Asia-Pacific Markets

Asian Markets Climb, Japan Adds Over 1% with Wires

Asian markets rallied Thursday, with Japan and South Korea both finishing over 1 percent higher after more positive economic data out of the U.S. eased investor concerns over a global recession.

A report on Wednesday from the Institute for Supply Management showed the U.S. service sector shrank in February at a slower pace than in January. After the data, the dollar slipped to a record low reading of 73.368 against a basket of currencies and the euro poked above $1.53 for the first time. The dollar remained close to its low against the euro in Asian trade and wavered around 103.75 yen, giving up gains it made on Wednesday.

The weaker dollar further whetted the appetite for oil, which rallied $5 after the export cartel OPEC decided not to raise output and data showed U.S. inventories had fallen sharply. U.S. crude struck an all-time high of $104.95 a barrel on Wednesday and lurked within reach of the record at $104.50 in Asian trade.

Japan's Nikkei 225 Average added 1.9 percent, with exporters such as Canon climbing on a stabilising yen and easing concerns about a U.S. recession.   Trading houses such as Mitsubishi extended their gains, buoyed by rising prices of commodities including crude oil.     Mitsubishi UFJ Financial Group and other bank shares also rose on hopes that some measures are on the way to address U.S. subprime problems.

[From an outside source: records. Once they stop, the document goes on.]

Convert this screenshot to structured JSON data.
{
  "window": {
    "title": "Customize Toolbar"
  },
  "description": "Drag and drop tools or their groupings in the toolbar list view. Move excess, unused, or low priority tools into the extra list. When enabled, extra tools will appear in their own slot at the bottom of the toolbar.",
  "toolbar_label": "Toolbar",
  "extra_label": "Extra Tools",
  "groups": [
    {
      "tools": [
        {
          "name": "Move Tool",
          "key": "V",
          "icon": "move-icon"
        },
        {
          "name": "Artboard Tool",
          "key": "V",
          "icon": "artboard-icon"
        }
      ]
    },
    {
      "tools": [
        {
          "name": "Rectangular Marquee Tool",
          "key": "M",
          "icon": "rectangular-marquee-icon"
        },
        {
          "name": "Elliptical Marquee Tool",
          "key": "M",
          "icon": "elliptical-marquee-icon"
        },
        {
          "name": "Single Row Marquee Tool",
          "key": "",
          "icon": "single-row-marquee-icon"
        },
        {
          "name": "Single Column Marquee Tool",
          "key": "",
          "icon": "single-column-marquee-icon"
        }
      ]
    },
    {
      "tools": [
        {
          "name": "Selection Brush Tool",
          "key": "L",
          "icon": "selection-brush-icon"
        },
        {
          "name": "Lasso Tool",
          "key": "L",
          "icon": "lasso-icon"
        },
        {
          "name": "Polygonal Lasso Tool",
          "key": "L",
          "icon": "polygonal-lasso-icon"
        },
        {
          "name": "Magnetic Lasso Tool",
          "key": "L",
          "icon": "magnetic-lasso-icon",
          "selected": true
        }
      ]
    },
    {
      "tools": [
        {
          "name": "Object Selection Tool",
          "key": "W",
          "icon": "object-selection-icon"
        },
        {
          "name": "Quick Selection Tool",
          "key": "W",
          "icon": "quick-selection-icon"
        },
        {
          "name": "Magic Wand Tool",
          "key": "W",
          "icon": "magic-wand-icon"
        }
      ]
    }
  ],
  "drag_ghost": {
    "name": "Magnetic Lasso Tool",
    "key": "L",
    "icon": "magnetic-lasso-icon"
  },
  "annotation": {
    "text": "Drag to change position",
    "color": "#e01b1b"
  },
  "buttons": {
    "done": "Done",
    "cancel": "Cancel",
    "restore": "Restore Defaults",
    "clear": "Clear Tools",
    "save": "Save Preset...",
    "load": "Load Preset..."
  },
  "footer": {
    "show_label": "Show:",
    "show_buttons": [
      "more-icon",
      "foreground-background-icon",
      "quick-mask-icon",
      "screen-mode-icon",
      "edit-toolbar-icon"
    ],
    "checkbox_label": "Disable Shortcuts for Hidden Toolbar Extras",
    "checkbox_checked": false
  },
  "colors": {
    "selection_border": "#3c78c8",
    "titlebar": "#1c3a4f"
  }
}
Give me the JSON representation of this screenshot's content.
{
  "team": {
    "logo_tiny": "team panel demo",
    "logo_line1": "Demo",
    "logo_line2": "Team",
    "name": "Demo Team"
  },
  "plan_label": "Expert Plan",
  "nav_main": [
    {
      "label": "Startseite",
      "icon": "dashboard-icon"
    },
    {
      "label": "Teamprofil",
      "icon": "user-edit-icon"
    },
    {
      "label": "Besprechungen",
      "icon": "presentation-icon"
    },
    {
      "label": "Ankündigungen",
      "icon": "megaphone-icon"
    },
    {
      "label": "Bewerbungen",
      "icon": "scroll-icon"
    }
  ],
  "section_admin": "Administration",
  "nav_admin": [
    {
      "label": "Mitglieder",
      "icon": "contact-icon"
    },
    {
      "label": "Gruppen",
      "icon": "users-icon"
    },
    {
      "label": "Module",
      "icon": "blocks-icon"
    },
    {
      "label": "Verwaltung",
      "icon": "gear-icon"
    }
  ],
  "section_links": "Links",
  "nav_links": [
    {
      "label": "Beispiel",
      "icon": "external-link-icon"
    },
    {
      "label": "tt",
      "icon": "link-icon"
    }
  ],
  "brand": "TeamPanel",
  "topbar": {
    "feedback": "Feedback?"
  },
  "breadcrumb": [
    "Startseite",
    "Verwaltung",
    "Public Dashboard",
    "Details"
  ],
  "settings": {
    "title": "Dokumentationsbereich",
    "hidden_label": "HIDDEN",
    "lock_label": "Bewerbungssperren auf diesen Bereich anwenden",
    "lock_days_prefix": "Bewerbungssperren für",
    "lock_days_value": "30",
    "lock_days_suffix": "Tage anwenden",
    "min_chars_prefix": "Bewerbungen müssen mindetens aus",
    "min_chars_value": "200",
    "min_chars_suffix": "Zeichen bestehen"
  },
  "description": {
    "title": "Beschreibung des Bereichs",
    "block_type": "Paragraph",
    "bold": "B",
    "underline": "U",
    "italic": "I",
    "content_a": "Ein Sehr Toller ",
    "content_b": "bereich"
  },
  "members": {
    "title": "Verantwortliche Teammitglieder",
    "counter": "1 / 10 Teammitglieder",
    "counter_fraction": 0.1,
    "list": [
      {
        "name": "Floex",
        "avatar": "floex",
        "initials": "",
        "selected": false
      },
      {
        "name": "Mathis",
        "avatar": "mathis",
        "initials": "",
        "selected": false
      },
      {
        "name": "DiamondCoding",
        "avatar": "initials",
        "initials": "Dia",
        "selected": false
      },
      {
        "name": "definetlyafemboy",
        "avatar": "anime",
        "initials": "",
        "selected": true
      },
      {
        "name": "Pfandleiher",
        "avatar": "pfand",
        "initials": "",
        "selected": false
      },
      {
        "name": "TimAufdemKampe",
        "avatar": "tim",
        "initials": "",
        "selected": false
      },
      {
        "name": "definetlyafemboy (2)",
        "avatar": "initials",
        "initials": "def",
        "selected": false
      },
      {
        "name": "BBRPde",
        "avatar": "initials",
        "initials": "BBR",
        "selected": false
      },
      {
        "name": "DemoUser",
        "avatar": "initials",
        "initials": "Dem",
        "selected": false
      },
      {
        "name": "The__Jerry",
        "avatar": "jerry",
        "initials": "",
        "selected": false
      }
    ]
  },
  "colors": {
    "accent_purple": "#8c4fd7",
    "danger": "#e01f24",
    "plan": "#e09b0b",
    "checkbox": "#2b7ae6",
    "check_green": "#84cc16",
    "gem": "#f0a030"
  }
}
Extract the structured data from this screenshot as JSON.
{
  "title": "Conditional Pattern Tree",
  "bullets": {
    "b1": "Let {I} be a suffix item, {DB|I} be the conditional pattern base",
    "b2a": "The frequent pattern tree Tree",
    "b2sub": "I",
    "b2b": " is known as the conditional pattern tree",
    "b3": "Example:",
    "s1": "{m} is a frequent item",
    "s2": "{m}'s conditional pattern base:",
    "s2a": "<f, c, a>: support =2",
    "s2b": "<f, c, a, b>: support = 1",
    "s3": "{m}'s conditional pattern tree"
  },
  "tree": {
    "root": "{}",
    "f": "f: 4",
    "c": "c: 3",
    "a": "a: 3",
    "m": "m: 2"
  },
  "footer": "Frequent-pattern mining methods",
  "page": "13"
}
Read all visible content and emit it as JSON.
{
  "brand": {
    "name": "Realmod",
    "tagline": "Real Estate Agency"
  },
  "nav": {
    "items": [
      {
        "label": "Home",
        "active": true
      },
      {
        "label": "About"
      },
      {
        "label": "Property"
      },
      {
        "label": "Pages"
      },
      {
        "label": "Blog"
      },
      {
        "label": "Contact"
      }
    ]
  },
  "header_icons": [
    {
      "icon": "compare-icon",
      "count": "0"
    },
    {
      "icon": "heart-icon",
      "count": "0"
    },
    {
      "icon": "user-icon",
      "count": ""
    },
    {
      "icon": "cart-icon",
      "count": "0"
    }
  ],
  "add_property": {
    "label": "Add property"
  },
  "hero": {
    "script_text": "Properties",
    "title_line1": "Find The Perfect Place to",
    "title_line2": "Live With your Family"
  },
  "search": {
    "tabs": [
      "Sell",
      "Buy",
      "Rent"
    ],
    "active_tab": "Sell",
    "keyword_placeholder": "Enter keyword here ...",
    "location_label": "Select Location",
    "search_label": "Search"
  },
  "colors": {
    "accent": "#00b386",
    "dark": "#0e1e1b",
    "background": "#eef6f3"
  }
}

Seoul stocks closed 1.2 percent higher as U.S. recession fears abated on better-than-expected U.S. service data, boosting exporter shares such as LG Philips LCD and Hynix Semiconductor. Steelmakers gained on the back of higher stainless steel prices, with POSCO and Hyundai Steel both advancing.

Australian shares rose 1.1 percent, ending a five session losing streak, led by gains in resource firms such as BHP Billiton on record oil prices and a jump in metal prices. Sentiment was also lifted by data showing the U.S. services sector contracted less than expected last month, which helped soothe concerns about a U.S. recession.

Hong Kong stocks bounced from three-week lows, buoyed by advancing Asian markets, as PetroChina jumped on record oil prices and strong metals prices sent mining shares sharply higher. Better-than-expected earnings boosted the stock of bourse operator Hong Kong Exchanges and Clearing, while Ping An Insurance was the top blue-chip gainer after shareholders approved an equity issue plan that could raise some $17 billion. The Hang Seng Index ended 1 percent higher.

Singapore's Straits Times Index ended 0.3 percent higher with bank stocks such as DBS Group moving higher.

Chinese stocks closed 1.6 percent higher in heavy trade, led by a nearly 10 percent jump in Ping An Insurance after shareholders approved its controversial plan for an equity issue that could raise some $17 billion. Both the market and Ping An itself had been depressed since mid-January by the insurer's fund-raising plan, as investors worried the market might not be able to absorb the massive issue and that other big companies might follow suit with cash calls.